It likely gives her brain time to realize the sweet tooth has been satisfied. That likely worked when I took my tiny Baby Ruth bites.

I mentioned one of the tips I learned in Weight Watchers was to use … Continue reading

Walking miles on golf course in cold

Over the weekend Curt and I headed to Hayward to see our friend Tag Ridings play golf in the Nationwide Tour at Stonebrae.

I wanted to know how many miles I would be walking over the weekend. I put a GPS tracking app on my iPhone.

Tag’s father-in-law came along with him. So Curt and I walked with Bill. I mentioned to Bill that I wanted to know how many miles I would be walking.

Bill is a golfer and  has walked many golf courses. He told me that walking a golf course is about 6 miles.

It was so cold on Friday that Curt and I only lasted for about 9 holes. (Because of the weather and downpour of rain the tee times were altered and Tag had to finish the first round of holes on Day 2. And then Day 2 he still had to golf 18 more holes.)

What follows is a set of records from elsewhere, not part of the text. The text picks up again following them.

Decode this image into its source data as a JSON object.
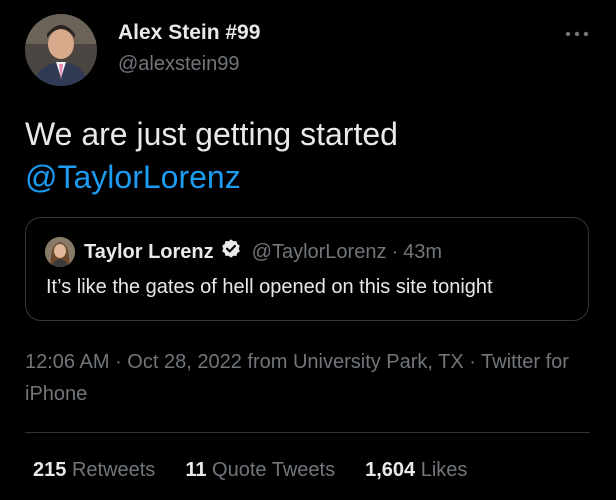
{
  "tweet": {
    "author": {
      "name": "Alex Stein #99",
      "handle": "@alexstein99"
    },
    "text_plain": "We are just getting started",
    "text_mention": "@TaylorLorenz",
    "quoted": {
      "name": "Taylor Lorenz",
      "handle": "@TaylorLorenz",
      "separator": "·",
      "time": "43m",
      "text": "It’s like the gates of hell opened on this site tonight",
      "verified": true
    },
    "meta": {
      "time": "12:06 AM",
      "sep1": " · ",
      "date": "Oct 28, 2022",
      "from_word": " from ",
      "location": "University Park, TX",
      "sep2": " · ",
      "source": "Twitter for iPhone"
    },
    "stats": [
      {
        "count": "215",
        "label": "Retweets"
      },
      {
        "count": "11",
        "label": "Quote Tweets"
      },
      {
        "count": "1,604",
        "label": "Likes"
      }
    ]
  },
  "colors": {
    "background": "#000000",
    "text": "#e7e9ea",
    "secondary": "#71767b",
    "accent": "#1d9bf0",
    "border": "#333639"
  },
  "icons": {
    "more": "more-horizontal-icon",
    "verified": "verified-badge-icon"
  }
}
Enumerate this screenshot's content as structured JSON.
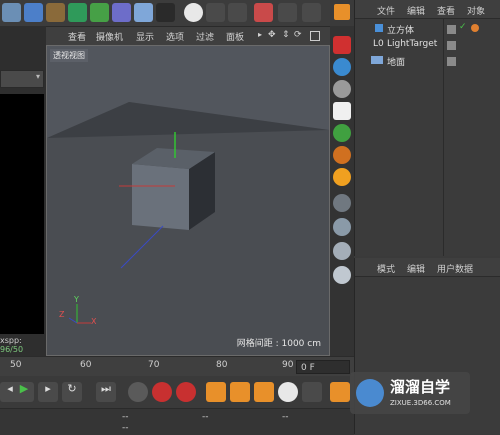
{
  "viewport": {
    "menu": [
      "查看",
      "摄像机",
      "显示",
      "选项",
      "过滤",
      "面板"
    ],
    "label": "透视视图",
    "grid_spacing": "网格间距 : 1000 cm",
    "axis": {
      "y": "Y",
      "x": "X",
      "z": "Z"
    }
  },
  "left_panel": {
    "status_prefix": "xspp:",
    "status_value": "96/50"
  },
  "object_manager": {
    "menu": [
      "文件",
      "编辑",
      "查看",
      "对象"
    ],
    "objects": [
      {
        "name": "立方体",
        "icon": "cube-icon"
      },
      {
        "name": "LightTarget",
        "icon": "light-target-icon"
      },
      {
        "name": "地面",
        "icon": "floor-icon"
      }
    ]
  },
  "attribute_manager": {
    "menu": [
      "模式",
      "编辑",
      "用户数据"
    ]
  },
  "timeline": {
    "ticks": [
      "50",
      "60",
      "70",
      "80",
      "90"
    ],
    "frame_field": "0 F"
  },
  "bottom": {
    "fields": [
      "--",
      "--",
      "--",
      "--"
    ]
  },
  "watermark": {
    "title": "溜溜自学",
    "url": "ZIXUE.3D66.COM"
  }
}
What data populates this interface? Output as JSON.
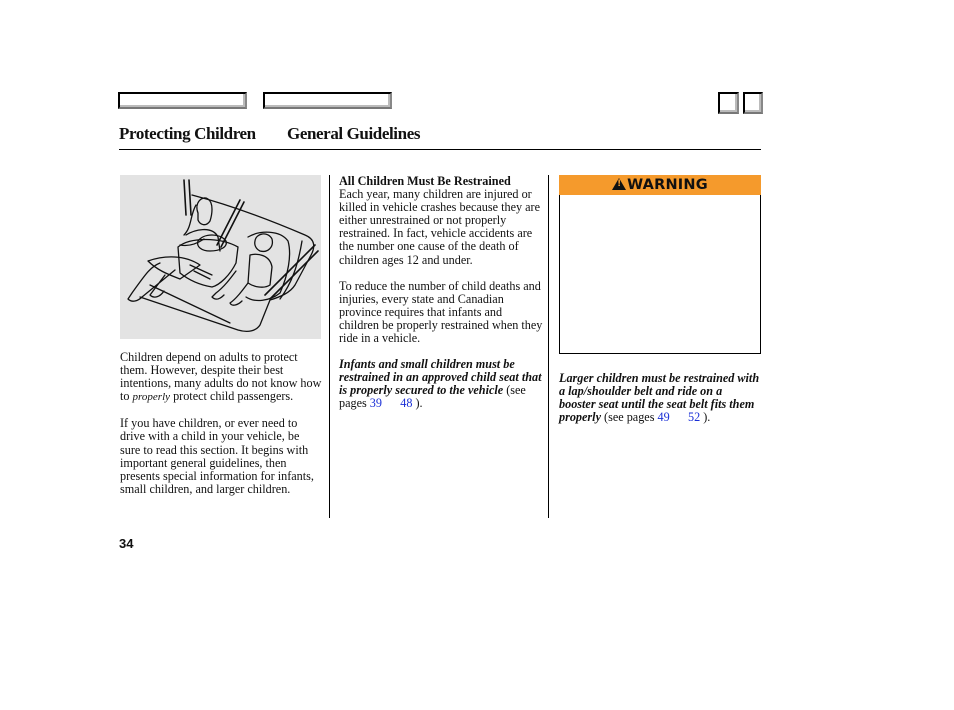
{
  "nav": {
    "buttons": [
      "prev-page",
      "next-page",
      "section-a",
      "section-b"
    ]
  },
  "header": {
    "section_title": "Protecting Children",
    "subsection_title": "General Guidelines"
  },
  "col1": {
    "illustration_alt": "Adult with infant in rear-facing child seat and child in forward-facing child seat on rear seat",
    "para1_before": "Children depend on adults to protect them. However, despite their best intentions, many adults do not know how to ",
    "para1_italic": "properly",
    "para1_after": " protect child passengers.",
    "para2": "If you have children, or ever need to drive with a child in your vehicle, be sure to read this section. It begins with important general guidelines, then presents special information for infants, small children, and larger children."
  },
  "col2": {
    "heading": "All Children Must Be Restrained",
    "para1": "Each year, many children are injured or killed in vehicle crashes because they are either unrestrained or not properly restrained. In fact, vehicle accidents are the number one cause of the death of children ages 12 and under.",
    "para2": "To reduce the number of child deaths and injuries, every state and Canadian province requires that infants and children be properly restrained when they ride in a vehicle.",
    "note_bold_italic": "Infants and small children must be restrained in an approved child seat that is properly secured to the vehicle",
    "note_see": " (see pages ",
    "link_from": "39",
    "link_to": "48",
    "note_end": " )."
  },
  "col3": {
    "warning_label": "WARNING",
    "note_bold_italic": "Larger children must be restrained with a lap/shoulder belt and ride on a booster seat until the seat belt fits them properly",
    "note_see": " (see pages ",
    "link_from": "49",
    "link_to": "52",
    "note_end": " )."
  },
  "footer": {
    "page_number": "34"
  },
  "colors": {
    "warning_orange": "#f59a2c",
    "link_blue": "#1a2fd6",
    "illustration_bg": "#e3e3e3"
  }
}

The app tracked a little more than a mile. I knew that couldn’t be true. I even mentioned it to Bil the next day. He agreed and said it was closer to 3 miles.

Tag said 1,700 yards is one mile. And 18 holes of golf is 7,000 … Continue reading

Riding 100 miles and then some

My company recently launched a wellness program. We first started with biometric testing.

Our results were input into a web portal.

After that there was a wellness assessment in which I answered questions about my mental and physical health, fitness and exercise, work and personal situations, etc. From there my strengths were identified and areas I could work on–such as getting consistent sleep.

I can set up goals and challenges. One of the challenges I am participating in is to have 64 ounces of water for at least five days in a week. I am pretty good with my water intake. But Fridays and Sundays are challenging for me. Now with an incentive I am more proactive on those days as well.

And while doing this points are rewarded, levels achieved and prizes awarded.

One of the challenges is the Century Mile. At first I didn’t sign up for it because I thought it was about running. And I don’t run.

Then I realized you could bike, hike, walk, run (probably even Zumba) your way to 100 miles. The challenge started in mid-March and ends mid-May. The challenge spelled out: Track 100 miles of exercise–walk, run, bike, hike, dance, or whatever … Continue reading